February 19, 1473. Nicolaus Copernicus, a Renaissance astronomer and mathematician, was born on this day in Thorn, Poland. At a time when deeply entrenched beliefs placed the Earth at the center of the universe – nested within crystal spheres – he proposed the revolutionary idea that Earth revolves around the sun. Can you picture the leap of imagination required for him to conceive of a sun-centered universe? His book – “De revolutionibus orbium coelestium” (“On the Revolutions of the Celestial Spheres”) – was published just before his death in 1543. It set the stage for all of modern astronomy.
Today, people speak of his work as the Copernican Revolution.
Copernicus wasn’t the first to conceive of a sun-centered universe.
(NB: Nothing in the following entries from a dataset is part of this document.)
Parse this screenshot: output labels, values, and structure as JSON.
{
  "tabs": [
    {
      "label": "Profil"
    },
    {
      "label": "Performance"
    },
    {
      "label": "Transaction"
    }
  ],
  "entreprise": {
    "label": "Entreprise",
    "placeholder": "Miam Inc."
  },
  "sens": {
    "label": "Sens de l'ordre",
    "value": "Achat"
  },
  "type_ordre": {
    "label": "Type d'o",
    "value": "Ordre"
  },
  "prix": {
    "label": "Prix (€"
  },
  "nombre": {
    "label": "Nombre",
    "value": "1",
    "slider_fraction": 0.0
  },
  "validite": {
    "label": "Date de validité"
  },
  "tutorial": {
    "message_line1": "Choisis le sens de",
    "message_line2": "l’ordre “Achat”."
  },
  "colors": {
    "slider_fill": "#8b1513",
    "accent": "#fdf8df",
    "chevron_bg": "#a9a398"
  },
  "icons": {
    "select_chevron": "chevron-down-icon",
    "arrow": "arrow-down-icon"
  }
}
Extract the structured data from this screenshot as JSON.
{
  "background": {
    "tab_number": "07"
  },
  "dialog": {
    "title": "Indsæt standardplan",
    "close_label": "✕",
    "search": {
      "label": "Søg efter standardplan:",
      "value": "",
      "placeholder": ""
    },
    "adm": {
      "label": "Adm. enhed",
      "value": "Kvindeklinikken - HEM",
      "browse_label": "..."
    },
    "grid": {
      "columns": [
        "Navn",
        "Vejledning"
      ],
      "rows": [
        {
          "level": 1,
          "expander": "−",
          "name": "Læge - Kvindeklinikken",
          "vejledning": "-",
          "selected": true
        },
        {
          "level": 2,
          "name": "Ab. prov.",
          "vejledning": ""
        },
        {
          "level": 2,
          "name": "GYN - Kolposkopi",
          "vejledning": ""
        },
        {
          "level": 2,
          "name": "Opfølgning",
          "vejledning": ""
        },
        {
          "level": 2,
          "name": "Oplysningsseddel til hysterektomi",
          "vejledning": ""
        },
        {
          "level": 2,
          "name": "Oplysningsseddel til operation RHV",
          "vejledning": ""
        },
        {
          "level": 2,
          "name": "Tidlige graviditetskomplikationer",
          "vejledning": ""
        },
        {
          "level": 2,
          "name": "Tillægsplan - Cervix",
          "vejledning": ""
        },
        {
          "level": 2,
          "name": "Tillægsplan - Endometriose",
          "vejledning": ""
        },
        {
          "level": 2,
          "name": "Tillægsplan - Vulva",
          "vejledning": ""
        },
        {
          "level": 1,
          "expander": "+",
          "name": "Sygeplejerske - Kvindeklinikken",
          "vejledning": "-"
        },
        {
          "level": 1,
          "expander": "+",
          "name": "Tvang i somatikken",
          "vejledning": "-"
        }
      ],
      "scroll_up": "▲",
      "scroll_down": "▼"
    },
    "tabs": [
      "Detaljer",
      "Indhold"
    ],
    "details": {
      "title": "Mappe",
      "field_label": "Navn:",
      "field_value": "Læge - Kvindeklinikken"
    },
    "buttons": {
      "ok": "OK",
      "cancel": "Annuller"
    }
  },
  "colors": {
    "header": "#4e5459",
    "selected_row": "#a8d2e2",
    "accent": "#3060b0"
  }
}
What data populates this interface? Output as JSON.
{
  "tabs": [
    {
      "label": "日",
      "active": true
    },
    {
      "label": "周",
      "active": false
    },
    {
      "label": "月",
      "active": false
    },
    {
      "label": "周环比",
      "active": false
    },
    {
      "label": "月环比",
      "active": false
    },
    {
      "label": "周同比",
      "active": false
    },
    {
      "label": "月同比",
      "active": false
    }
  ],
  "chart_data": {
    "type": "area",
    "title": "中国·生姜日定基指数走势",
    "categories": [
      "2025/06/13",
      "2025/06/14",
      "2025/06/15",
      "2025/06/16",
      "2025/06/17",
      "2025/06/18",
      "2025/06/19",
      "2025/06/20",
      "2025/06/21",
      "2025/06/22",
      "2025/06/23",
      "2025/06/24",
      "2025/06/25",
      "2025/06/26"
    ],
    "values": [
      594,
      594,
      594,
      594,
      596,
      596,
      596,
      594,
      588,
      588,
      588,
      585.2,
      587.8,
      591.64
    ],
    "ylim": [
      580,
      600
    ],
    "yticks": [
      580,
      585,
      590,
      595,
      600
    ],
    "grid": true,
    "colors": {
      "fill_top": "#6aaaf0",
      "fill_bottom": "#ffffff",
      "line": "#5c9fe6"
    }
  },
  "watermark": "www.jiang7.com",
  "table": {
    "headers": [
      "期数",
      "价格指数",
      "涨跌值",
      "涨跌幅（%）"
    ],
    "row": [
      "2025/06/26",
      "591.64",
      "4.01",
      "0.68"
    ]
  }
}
Early Greek philosophers also spoke of it.
It was the Greek philosopher Aristotle, however, who proposed that the heavens were literally composed of 55 concentric, crystalline spheres to which the celestial objects were attached.
In Aristotle’s model, Earth lay at the center of these spheres.
Thus Earth lay – fixed and enclosed – until Copernicus published his version of a heliocentric, or sun-centered, universe.
Bottom line: Nicolaus Copernicus proposed that the sun, not the Earth, was at the center of the universe. He was born on this date, February 19, in 1473.
Deborah Byrd created the EarthSky radio series in 1991 and founded EarthSky.org in 1994. Today, she serves as Editor-in-Chief of this website. She has won a galaxy of awards from the broadcasting and science communities, including having an asteroid named 3505 Byrd in her honor. A science communicator and educator since 1976, Byrd believes in science as a force for good in the world and a vital tool for the 21st century. "Being an EarthSky editor is like hosting a big global party for cool nature-lovers," she says.